At Undi Primary School, three teachers were trained on basic concepts of malaria, its transmission, signs and symptoms, prevention methods, and importance of early care seeking. In the classroom, teachers conduct interactive educational sessions using a flipchart that contains illustrations, questions and key messages about malaria prevention. Students are expected to share the knowledge they have gained with their families, friends and community.

“When we get home, we talk to our parents, they listen and follow the things we explain to them if they do not know already.” …Everyone likes to use the mosquito net now and last night everyone slept underneath because they know the net serves as protection against mosquito bites and malaria.”, says Carlitos

Helena Samuel, Undi Primary School natural sciences teacher acknowledges the project’s contribution to increasing knowledge about malaria, reducing school absenteeism and drop out.

“It was great to be a part of this project, because I learnt a lot, gained more knowledge about malaria and dispelled many myths that were in my mind. As a natural science teacher I transmit the concepts to the communities. …The project also brought advantages to the school and the students; now we have a low dropout rate because the students are healthier.”

Between 2011 and 2017, Malaria Consortium supported the provincial and district education directorates to train 1,682 teachers in 700 schools in the provinces of Niassa and Nampula reaching approximately 31,289 students on a quarterly basis with key messages on malaria, prevention methods and the importance of care seeking.

Project monitoring data show that school malaria education activities have contributed to increased knowledge of both teachers and students and better adherence to good malaria prevention practices in their homes and communities.

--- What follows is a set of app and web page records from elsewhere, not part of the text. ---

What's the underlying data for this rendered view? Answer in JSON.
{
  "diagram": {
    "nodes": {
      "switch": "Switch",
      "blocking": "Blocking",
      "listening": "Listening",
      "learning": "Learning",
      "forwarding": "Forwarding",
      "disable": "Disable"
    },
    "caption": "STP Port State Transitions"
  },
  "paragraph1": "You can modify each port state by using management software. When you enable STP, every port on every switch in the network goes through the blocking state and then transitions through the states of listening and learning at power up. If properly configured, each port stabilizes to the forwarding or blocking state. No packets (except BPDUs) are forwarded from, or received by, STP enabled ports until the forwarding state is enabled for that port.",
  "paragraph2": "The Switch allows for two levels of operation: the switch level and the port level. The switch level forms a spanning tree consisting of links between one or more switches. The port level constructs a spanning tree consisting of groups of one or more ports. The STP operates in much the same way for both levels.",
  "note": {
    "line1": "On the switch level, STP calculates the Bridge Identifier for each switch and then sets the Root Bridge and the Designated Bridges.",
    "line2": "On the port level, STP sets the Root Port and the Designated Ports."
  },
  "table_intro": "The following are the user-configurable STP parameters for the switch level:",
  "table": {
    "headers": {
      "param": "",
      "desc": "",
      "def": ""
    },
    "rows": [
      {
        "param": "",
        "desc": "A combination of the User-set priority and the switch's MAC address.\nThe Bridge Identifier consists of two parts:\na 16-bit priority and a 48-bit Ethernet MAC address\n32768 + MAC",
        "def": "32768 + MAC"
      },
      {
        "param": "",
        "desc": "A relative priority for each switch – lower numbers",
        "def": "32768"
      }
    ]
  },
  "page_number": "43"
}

This story is part of a broader project documentation exercise; to read more and other lessons learned, click here.